If you’re moving and want to stay with your current employer, there are definite advantages to requesting a telecommute policy. It can be a win-win situation. For you, there’s no job search during a hectic move. For the company, there’s no need to lose a valuable employee or spend money to recruit and train a new employee.
How should you approach your boss with this request? These 14 planning tips will get you started:
Do your research.
- Determine if your company already has a telecommute policy. If so, you are in luck. Follow the procedures outlined in the employee manual and/or on the company website.
- If there is no formal telecommute policy in place, find out if other employees telecommute. Talk to them about their experience telecommuting and how they arranged the setup.
- Consider the timeline for your relocation. How many months until you move? Will you have to wait until a house sells? Use this timeline to determine when to approach your boss.
- Network with others in the company to gain their support.
- Look at your company’s mission statement and website to see how they present themselves. If they say they care about employee well-being or are an innovative/progressive company, use these branding statements in your proposal.
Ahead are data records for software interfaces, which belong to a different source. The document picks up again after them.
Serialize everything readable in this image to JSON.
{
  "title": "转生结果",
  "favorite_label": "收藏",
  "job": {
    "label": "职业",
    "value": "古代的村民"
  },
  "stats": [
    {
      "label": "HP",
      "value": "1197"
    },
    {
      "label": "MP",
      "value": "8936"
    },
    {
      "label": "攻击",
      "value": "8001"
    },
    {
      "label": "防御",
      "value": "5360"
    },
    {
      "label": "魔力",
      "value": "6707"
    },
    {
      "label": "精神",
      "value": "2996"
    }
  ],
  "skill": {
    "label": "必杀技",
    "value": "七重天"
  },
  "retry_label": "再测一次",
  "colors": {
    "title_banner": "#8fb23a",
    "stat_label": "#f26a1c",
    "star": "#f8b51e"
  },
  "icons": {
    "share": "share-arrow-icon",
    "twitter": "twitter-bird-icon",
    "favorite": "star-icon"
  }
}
Prepare your presentation.
- Use the “Oreo” approach. Start with good news – “I love my job, and I want to stay with the company long term.” Then the bad news – “I’m moving due to my spouse’s transfer.” And end with good news – “I have a plan that may be beneficial to us both.”
- Review your strengths, your reputation within the company, and your track record of performance. These will be great to leverage when negotiating a flexible work opportunity.
- Update your résumé to reflect new skills, projects, certifications, and trainings. Share this with your manager during your meeting.
- Hone your interviewing skills to properly present your points, focus on the positives in the situation, and negotiate your case.
- Explain why you are requesting the new arrangement, when your relocation will take place, and how you see the telecommute policy working for you and your boss.
Propose a fair deal.
- The key is to propose a deal the employer won’t be able to refuse. Senior-level decision makers love cost-benefit analysis and ROI numbers. You may need to showcase these benefits, such as how the agreement will lower costs, how you can work flexible hours to cover scheduling gaps, or how much time the company will save by not having to fill your position.
- Consider offering to attend monthly planning meetings or travel to the office once a quarter to maintain rapport with your colleagues. Show your flexibility in striking the right situation for you and the company.
Go for the sell.
- Emphasize how much you like working for the company and want to continue to be a productive contributor. Playing up your strengths, reputation, and track record will help you do this.
- Convey the skills, expertise, and experience that make you a subject matter expert in your role. Once you gain recognition as a sought-after expert, you will have more negotiation power.
Don’t be afraid to ask your employer for the flexibility you need as your family relocates to a new destination. When you take the time to weigh your options and prepare your case, you might be surprised at how easy it is to find the right situation for both parties.